We report on a new Be/X-ray pulsar binary located in the Wing of the Small Magellanic Cloud (SMC). The strong pulsed X-ray source was discovered with the Chandra and XMM-Newton X-ray observatories. The X-ray pulse period of 1062 s is consistently determined from both Chandra and XMM-Newton observations, revealing one of the slowest rotating X-ray pulsars known in the SMC. The optical counterpart of the X-ray source is the emission-line star 2dFS 3831. Its B0-0.5(III)e+ spectral type is determined from VLT-FLAMES and 2dF optical spectroscopy, establishing the system as a Be/X-ray binary (Be-XRB). The hard X-ray spectrum is well fitted by a power law with additional thermal and blackbody components, the latter reminiscent of persistent Be-XRBs. This system is the first evidence of a recent supernova in the low-density surroundings of NGC 602. We detect a shell nebula around 2dFS 3831 in Ha and [O III] images and conclude that it is most likely a supernova remnant. If it is linked to the supernova explosion that created this new X-ray pulsar, its kinematic age of (2-4) × 104 yr provides a constraint on the age of the pulsar.

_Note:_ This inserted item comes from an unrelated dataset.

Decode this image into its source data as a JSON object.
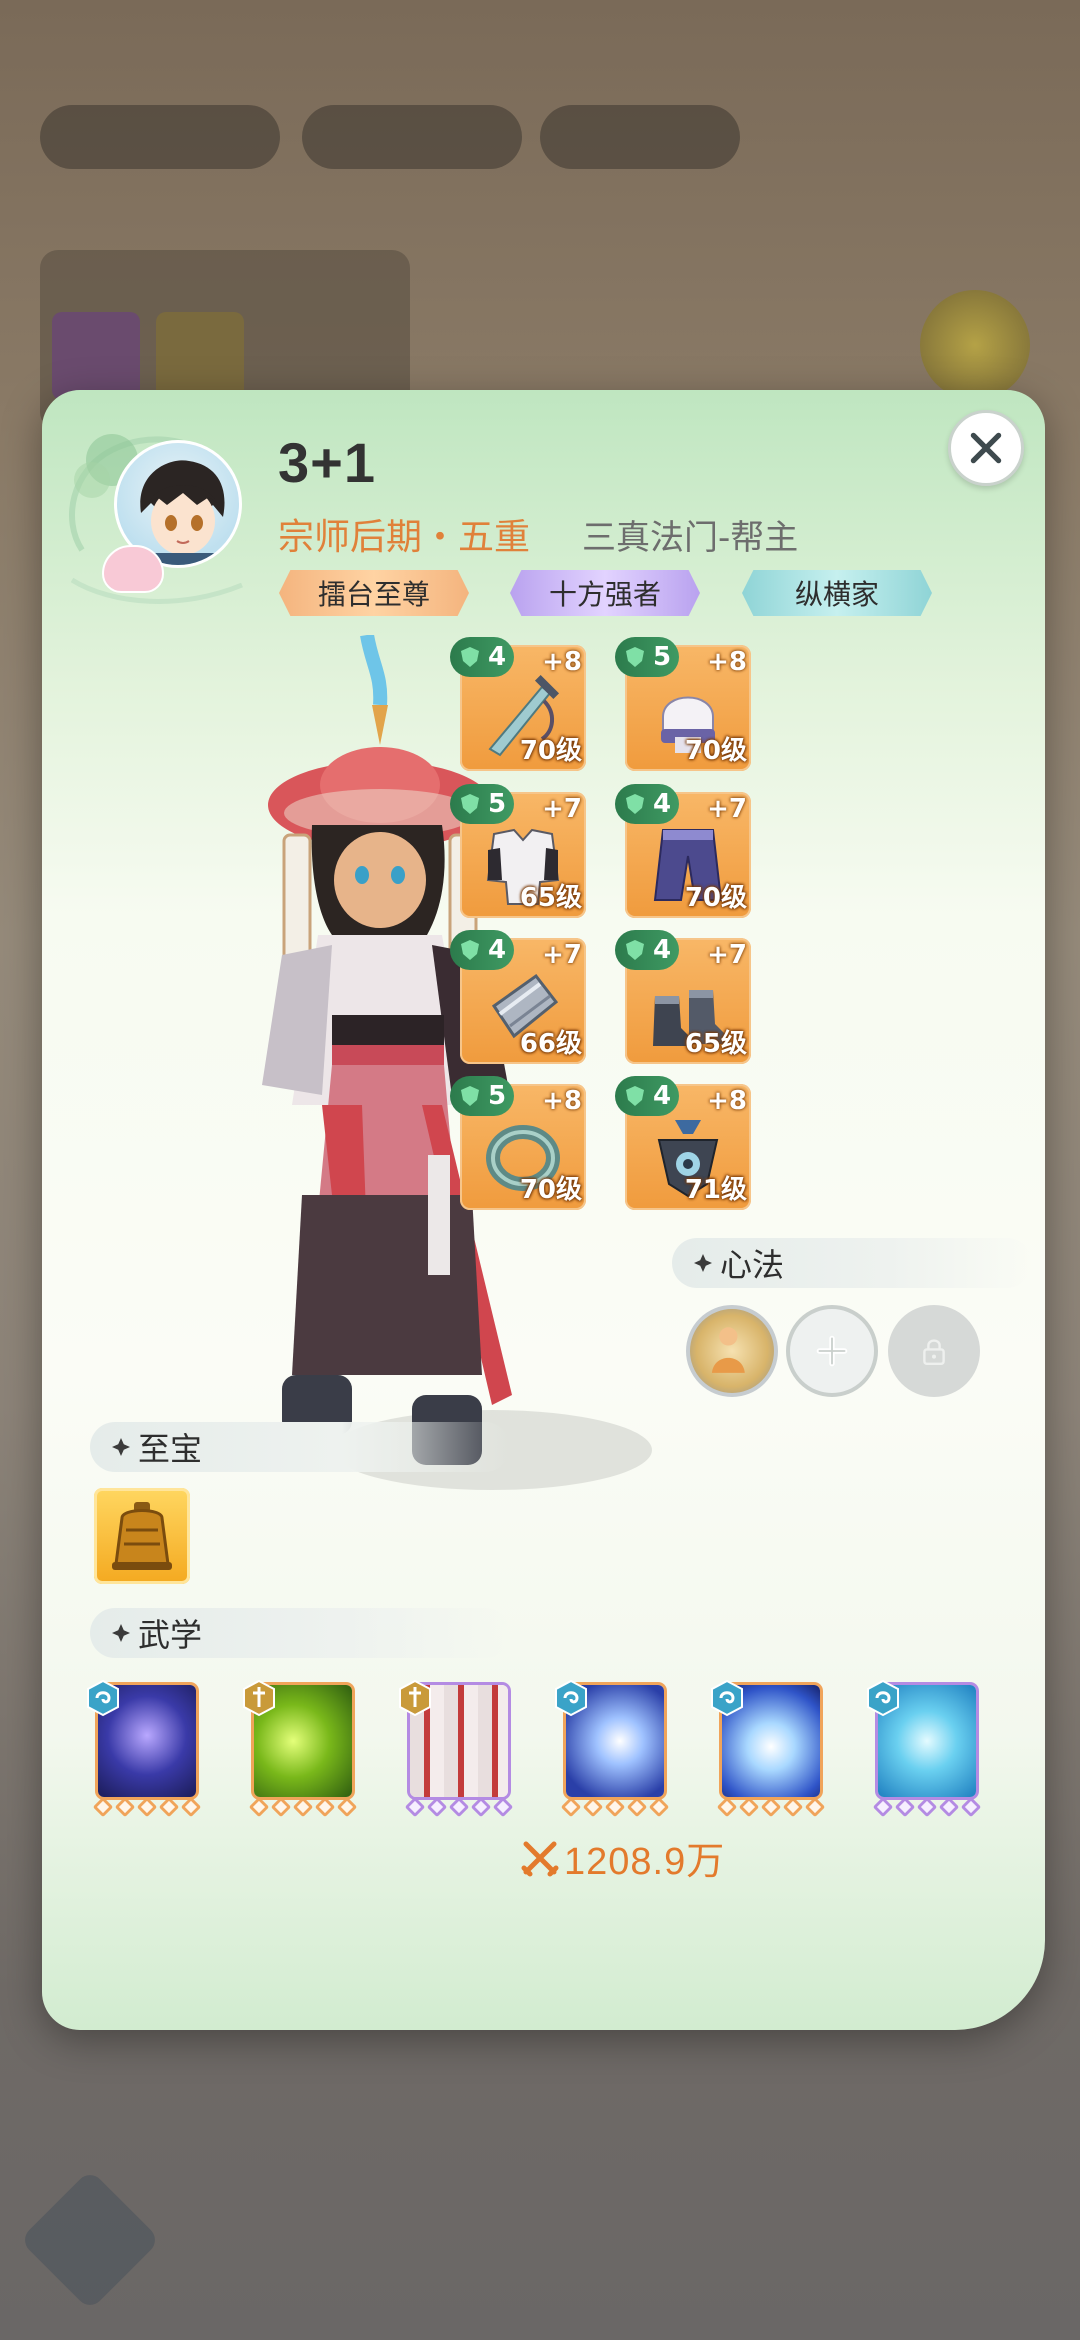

The NGO (New Gravitational wave Observatory) concept results from the reformulation of the LISA mission into a European-led mission.
This report, the so-called Yellow Book, contains the results of ESA's assessment study (Phase 0/A) of the candidate L-class Cosmic Vision mission NGO.
The JUICE (JUpiter ICy moon Explorer) concept results from the reformulation of the EJSM-Laplace mission into a European-led mission.
This report, the so-called Yellow Book, contains the results of ESA's assessment study (Phase 0/A) of the candidate L-class Cosmic Vision mission JUICE.
The ATHENA (Advanced Telescope for High ENergy Astrophysics) concept results from the reformulation of the IXO mission into a European-led mission.
This report, the so-called Yellow Book, contains the results of ESA's assessment study (Phase 0/A) of the candidate L-class Cosmic Vision mission ATHENA.